Cloud (cloud computing) has recently become a buzz word. At this year's CeBIT in Hannover (the largest IT exhibition in the world), where we showed one of our solutions, many companies presented their services in the cloud, mainly lease infrastructure or applications. But is it just a fashionable term, or is it really a new quality?

When the cloud really pays off? Wherever utilization of computing power varies significantly over time and expanding own data-center does not belong to the core business. Examples?

  • Financial Industry: Generating monthly hundreds of thousands statement documents for the customers, transferring them electronically and archiving these documents for five years. In such a scenario, periodically, once a month, we need high computing power and large, secure data archive. With the cloud you pay only for what you use and we are able to fully scale solution to current needs. 
  • Maintain IT systems: Testing in the cloud. Instead of building up another data center to create a test environment, you can lease the infrastructure and systems necessary to reproduce it for the test and utilize of them only when they are needed. And in such size that reproduce reliably even large production environment. Cloud gives us the opportunity to virtualize the test process itself, so we can continuously monitor the availability of IT systems and study the behavior of systems under heavy load.
  • Market Research and PR: Monitoring and analysis of data from the Internet. With cloud computing, we can obtain large amounts of data from the Internet and effectively process them to get the interesting information (who, when, and how wrote about interesting topic; identifying opinion leaders; comparing the different channels of information; data collection and analysis of e-commerce; comparison activity of PR companies, brands, names, etc.). Azure cloud-based solution also allows for full integration with existing systems in the company (CRM, ERP, security), and all the obtained data remain the property of the company. 

Cognitum cooperates with Microsoft under prestigious Azure Circle program, where technology partners are invited with experience in Windows Azure.

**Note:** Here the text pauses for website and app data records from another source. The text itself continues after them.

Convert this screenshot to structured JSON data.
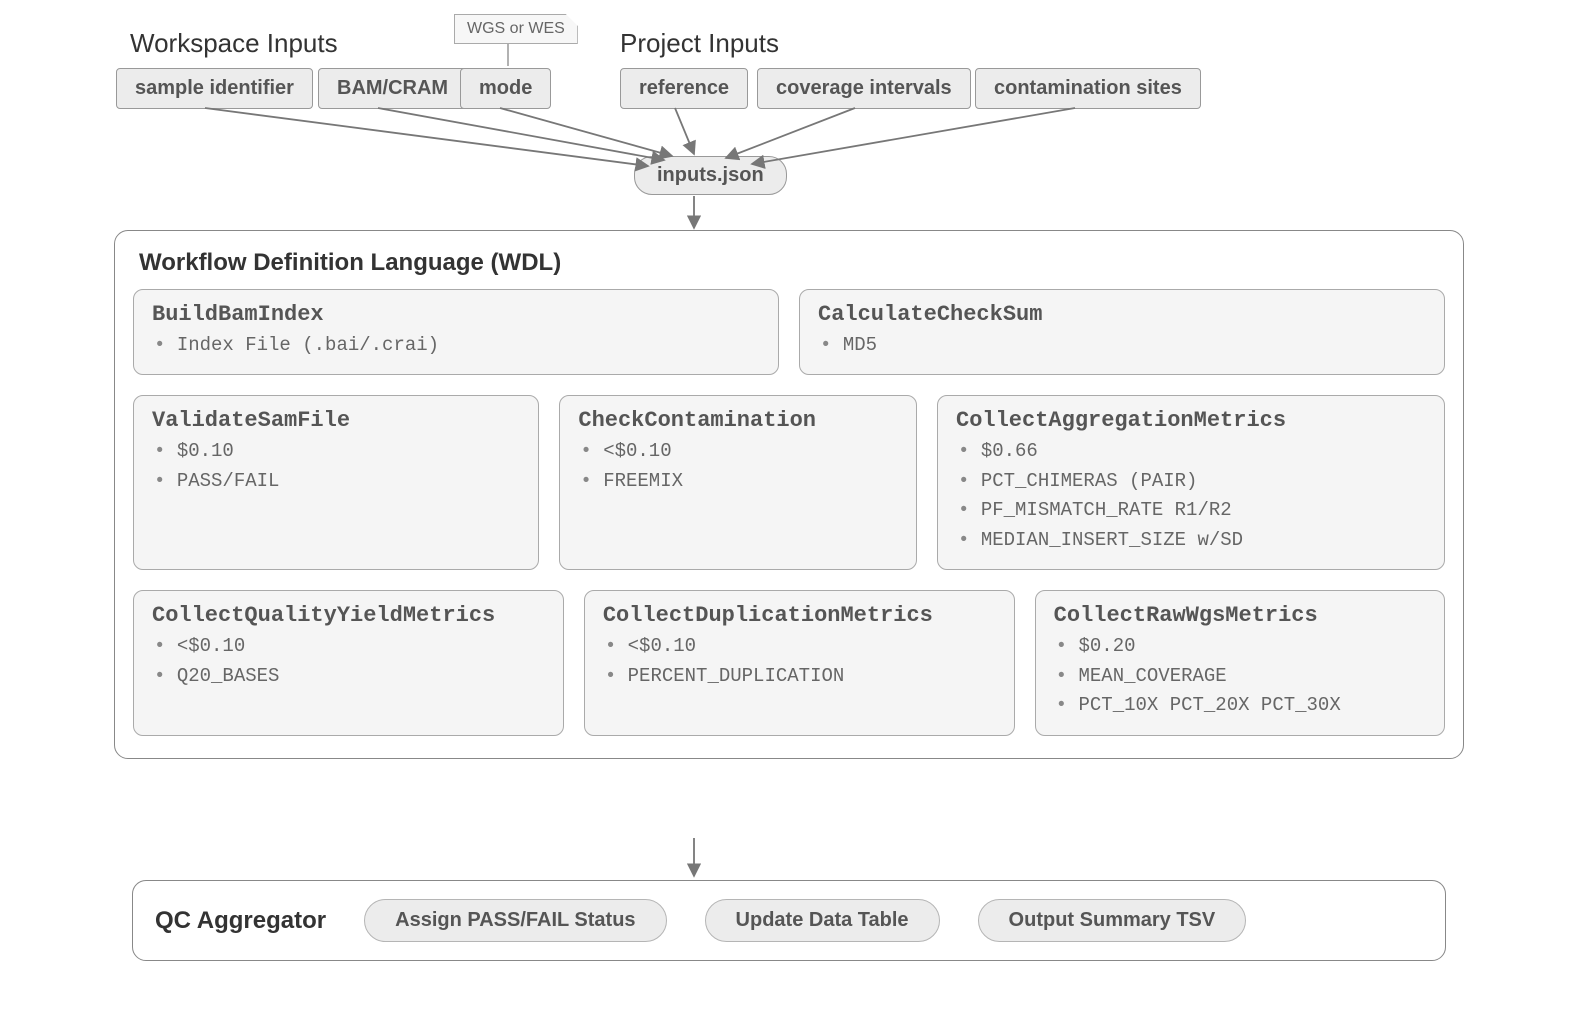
{
  "headers": {
    "workspace": "Workspace Inputs",
    "project": "Project Inputs"
  },
  "note": "WGS or WES",
  "workspace_inputs": {
    "sample": "sample identifier",
    "bam": "BAM/CRAM",
    "mode": "mode"
  },
  "project_inputs": {
    "reference": "reference",
    "coverage": "coverage intervals",
    "contamination": "contamination sites"
  },
  "inputs_json": "inputs.json",
  "wdl": {
    "title": "Workflow Definition Language (WDL)",
    "tasks": {
      "buildbam": {
        "name": "BuildBamIndex",
        "items": [
          "Index File (.bai/.crai)"
        ]
      },
      "checksum": {
        "name": "CalculateCheckSum",
        "items": [
          "MD5"
        ]
      },
      "validate": {
        "name": "ValidateSamFile",
        "items": [
          "$0.10",
          "PASS/FAIL"
        ]
      },
      "checkcontam": {
        "name": "CheckContamination",
        "items": [
          "<$0.10",
          "FREEMIX"
        ]
      },
      "aggmetrics": {
        "name": "CollectAggregationMetrics",
        "items": [
          "$0.66",
          "PCT_CHIMERAS (PAIR)",
          "PF_MISMATCH_RATE R1/R2",
          "MEDIAN_INSERT_SIZE w/SD"
        ]
      },
      "qym": {
        "name": "CollectQualityYieldMetrics",
        "items": [
          "<$0.10",
          "Q20_BASES"
        ]
      },
      "dup": {
        "name": "CollectDuplicationMetrics",
        "items": [
          "<$0.10",
          "PERCENT_DUPLICATION"
        ]
      },
      "rawwgs": {
        "name": "CollectRawWgsMetrics",
        "items": [
          "$0.20",
          "MEAN_COVERAGE",
          "PCT_10X PCT_20X PCT_30X"
        ]
      }
    }
  },
  "qc": {
    "title": "QC Aggregator",
    "items": [
      "Assign PASS/FAIL Status",
      "Update Data Table",
      "Output Summary TSV"
    ]
  }
}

It provides IT solutions in the area of Cloud and BigData for customers both in Poland and abroad.